    – It is mentioned that “classic westerns have the lawbreakers as bank-robbing champions, oozing sex appeal” however this seems to be too much of a generalisation; I’m not sure the careers and casting of Lee van Cleef (The Good, The Bad and The Ugly), Emilio Fern├índez (The Wild Bunch) or Ian McDonald (High Noon) were a result of their oozing sex appeal.

    – You claim that No Country For Old Men “acts as a deterrent to breaking the law” – whilst this might be true for Moss, Chigurh’s regular committing of crimes and no comeuppance suggest otherwise.

    Neo-Westerns: Conquering The New Frontier

    Something which is worth noting about the post-9/11 American war film is how the American public at the box office started to ‘vote’ (by buying tickets) for a certain type of war film, at the same time as (many of them) voted for the change from Bush to Obama.

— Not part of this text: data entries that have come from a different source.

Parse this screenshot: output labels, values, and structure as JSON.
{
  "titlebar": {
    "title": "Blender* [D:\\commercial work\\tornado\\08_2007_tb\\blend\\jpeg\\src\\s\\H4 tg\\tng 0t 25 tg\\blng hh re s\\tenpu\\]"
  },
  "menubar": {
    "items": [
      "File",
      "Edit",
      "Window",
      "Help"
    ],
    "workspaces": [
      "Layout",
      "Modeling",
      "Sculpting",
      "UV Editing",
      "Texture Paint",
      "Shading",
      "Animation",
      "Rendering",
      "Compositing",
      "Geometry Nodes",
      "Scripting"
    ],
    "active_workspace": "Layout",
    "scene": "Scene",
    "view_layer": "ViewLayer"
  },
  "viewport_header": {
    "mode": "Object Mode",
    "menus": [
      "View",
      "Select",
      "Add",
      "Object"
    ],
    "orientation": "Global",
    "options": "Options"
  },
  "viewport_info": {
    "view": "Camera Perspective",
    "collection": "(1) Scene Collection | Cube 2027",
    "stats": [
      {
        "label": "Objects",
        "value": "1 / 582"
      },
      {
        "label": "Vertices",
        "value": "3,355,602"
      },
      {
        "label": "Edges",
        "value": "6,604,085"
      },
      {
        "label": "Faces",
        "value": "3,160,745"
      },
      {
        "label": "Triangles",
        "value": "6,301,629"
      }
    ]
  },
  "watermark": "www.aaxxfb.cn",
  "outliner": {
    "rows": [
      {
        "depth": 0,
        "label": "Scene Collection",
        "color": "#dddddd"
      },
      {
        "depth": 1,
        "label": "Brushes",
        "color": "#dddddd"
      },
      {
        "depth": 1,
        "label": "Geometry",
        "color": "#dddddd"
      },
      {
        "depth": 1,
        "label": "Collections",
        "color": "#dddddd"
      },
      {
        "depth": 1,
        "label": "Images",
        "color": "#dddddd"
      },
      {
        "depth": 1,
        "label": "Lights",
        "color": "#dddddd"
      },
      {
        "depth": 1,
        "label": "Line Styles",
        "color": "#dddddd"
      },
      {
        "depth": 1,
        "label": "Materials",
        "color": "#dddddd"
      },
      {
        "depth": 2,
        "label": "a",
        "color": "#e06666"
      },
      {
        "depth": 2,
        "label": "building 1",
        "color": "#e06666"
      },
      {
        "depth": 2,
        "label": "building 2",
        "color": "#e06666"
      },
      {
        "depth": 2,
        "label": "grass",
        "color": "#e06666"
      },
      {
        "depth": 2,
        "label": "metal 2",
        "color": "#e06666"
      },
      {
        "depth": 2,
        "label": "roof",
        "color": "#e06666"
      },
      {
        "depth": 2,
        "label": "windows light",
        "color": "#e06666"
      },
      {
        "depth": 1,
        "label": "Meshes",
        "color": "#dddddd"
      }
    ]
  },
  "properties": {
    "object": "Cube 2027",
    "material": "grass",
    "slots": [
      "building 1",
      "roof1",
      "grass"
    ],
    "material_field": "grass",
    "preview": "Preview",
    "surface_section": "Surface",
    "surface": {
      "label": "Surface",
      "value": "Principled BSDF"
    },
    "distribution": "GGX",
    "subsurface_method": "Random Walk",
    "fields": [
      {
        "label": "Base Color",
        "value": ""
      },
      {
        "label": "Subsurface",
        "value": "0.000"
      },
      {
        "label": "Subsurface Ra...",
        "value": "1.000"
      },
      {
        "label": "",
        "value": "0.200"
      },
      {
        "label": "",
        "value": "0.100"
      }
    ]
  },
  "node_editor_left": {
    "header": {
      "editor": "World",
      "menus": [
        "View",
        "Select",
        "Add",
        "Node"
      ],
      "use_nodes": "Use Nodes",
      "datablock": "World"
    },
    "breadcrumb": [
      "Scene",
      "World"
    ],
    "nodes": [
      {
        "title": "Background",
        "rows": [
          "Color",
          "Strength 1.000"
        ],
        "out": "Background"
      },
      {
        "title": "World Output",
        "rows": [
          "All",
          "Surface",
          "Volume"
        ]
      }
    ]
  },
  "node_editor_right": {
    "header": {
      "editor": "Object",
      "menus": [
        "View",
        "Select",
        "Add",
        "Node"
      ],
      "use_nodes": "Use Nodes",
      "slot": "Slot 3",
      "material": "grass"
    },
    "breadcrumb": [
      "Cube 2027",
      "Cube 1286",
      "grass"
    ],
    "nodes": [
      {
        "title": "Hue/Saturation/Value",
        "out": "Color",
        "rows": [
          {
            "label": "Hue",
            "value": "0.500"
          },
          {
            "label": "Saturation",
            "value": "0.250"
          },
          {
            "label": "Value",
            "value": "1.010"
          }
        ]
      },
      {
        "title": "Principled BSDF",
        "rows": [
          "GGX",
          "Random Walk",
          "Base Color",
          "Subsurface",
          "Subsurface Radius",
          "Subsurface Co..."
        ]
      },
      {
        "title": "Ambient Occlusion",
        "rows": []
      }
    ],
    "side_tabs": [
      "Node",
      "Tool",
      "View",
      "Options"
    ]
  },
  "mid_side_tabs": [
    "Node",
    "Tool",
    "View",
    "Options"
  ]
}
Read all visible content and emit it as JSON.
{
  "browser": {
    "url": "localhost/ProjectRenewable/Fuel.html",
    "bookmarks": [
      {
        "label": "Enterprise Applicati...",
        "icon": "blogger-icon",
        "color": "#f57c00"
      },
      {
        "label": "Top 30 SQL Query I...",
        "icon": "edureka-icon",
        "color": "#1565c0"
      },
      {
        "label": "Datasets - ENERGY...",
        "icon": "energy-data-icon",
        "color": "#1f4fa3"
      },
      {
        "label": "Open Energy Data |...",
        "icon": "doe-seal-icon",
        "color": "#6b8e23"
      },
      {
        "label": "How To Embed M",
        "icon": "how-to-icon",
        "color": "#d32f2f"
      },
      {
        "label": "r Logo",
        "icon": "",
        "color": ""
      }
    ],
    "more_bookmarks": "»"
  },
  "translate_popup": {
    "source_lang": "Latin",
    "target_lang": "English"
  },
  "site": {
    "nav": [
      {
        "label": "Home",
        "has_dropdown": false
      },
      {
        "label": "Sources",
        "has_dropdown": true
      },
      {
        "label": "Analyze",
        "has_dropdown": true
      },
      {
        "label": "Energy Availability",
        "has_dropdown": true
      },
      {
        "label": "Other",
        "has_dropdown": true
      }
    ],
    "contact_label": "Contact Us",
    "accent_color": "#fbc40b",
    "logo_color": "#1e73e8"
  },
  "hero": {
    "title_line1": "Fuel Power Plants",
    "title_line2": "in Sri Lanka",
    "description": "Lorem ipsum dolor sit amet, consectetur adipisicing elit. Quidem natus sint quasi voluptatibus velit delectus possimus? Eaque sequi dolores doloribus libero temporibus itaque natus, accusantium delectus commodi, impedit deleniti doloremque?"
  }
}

    By the end of the Bush-era, the 9/11-themed anti-war films waned in popularity (e.g. Redacted, Stop-Loss, The Kingdom, Lions for Lambs, A Mighty Heart, Rendition, etc.) until Bigelow and Boal released The Hurt Locker, which changed that landscape.

    I find it interesting that the post-9/11 American war film often didn’t reflect the country’s zeitgeist: the years of the Bush administration yielded many (seemingly) anti-war texts, whilst under Obama, Zero Dark Thirty, which appeared to condone extraordinary rendition in the name of getting results, enjoyed commercial and critical successes.

    The Changing Face of Heroism in Post 9/11 Films on War

    I often feel that one of the saddest things about this great film is that people Fletcher, unfortunately, are going to be part of Andrew’s dreams, and he’s going to need to survive them in order to pursue his dreams. Andrew adopts an attitude of “if you can’t beat ’em, join ’em” which in turn means the more time Andrew spends with Fletcher, the more he becomes like him: adopting an aggressive tone, changing his language (as shown in the family dinner scene) and becoming so single-minded as to marginalise the most important people in his life such as his father and Nicole.

    Whiplash: The Cost of Dreams